  • National Doughnut Day is Friday and the Dallas Museum of Art is celebrating with an artwork-inspired doughnut. The museum says in a press release: “We have doughnuts on the mind at the DMA. … We teamed up with Hypnotic Doughnuts to create a tasty masterpiece inspired by the Georgia O’Keeffe painting, Grey Blue & Black – Pink Circle, in the DMA collection.” KERA’s Jerome Weeks has more on Art&Seek: DMA and Hypnotic officials “toured the DMA’s galleries and selected the O’Keefe for its circular design and iconic nature. Good choice, although we really can’t say how good a choice it was until we taste it.” But Jerome says the DMA isn’t selling the doughnut and it will be on view at Hypnotic. 

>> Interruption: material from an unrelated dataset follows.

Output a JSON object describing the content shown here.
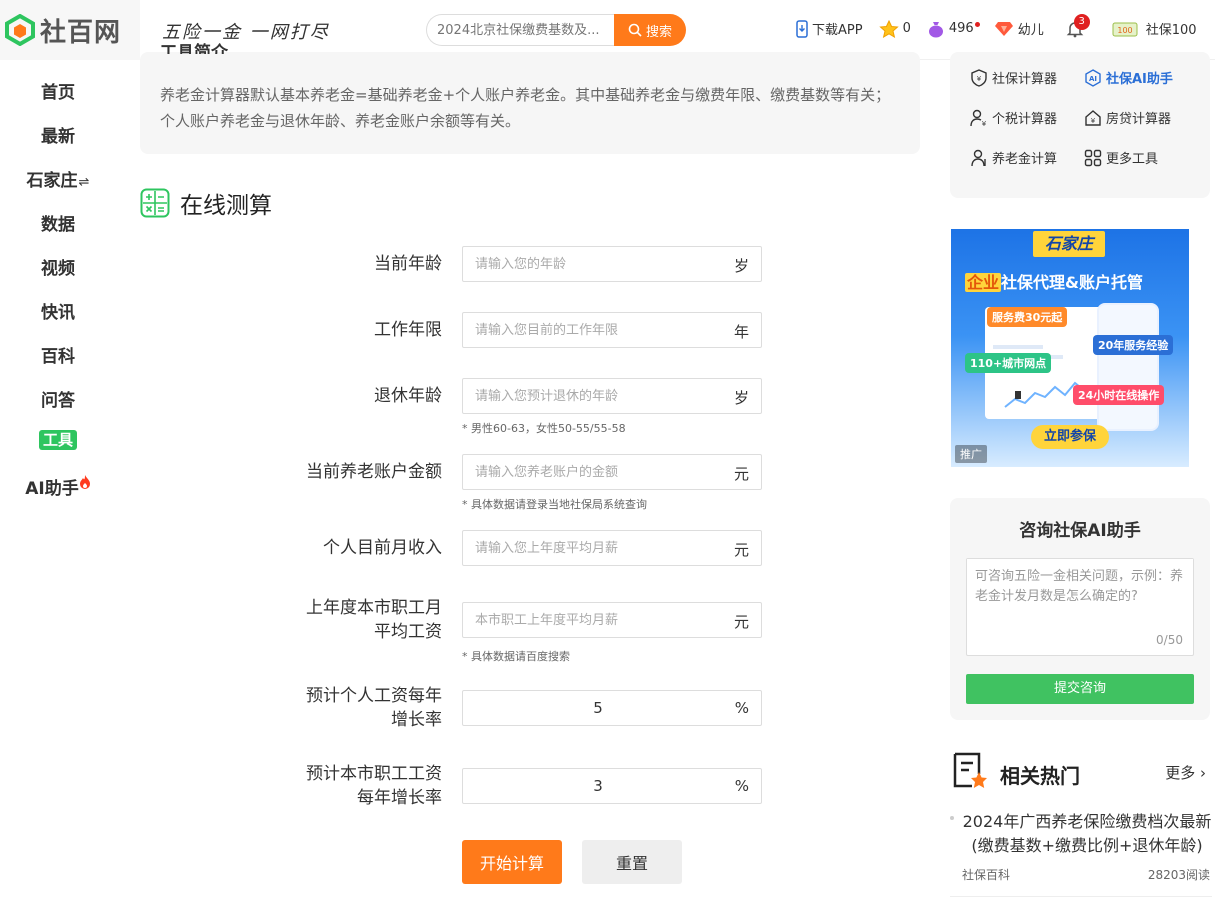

Eric Aasen is KERA’s managing editor. He helps lead the station's news department, including radio and digital reporters, producers and newscasters. He also oversees, the station’s news website, and manages the station's digital news projects. He reports and writes stories for the website and contributes pieces to KERA radio. He's discussed breaking news live on various public radio programs, including The Takeaway, Here & Now and Texas Standard, as well as radio and TV programs in New Zealand and the United Kingdom.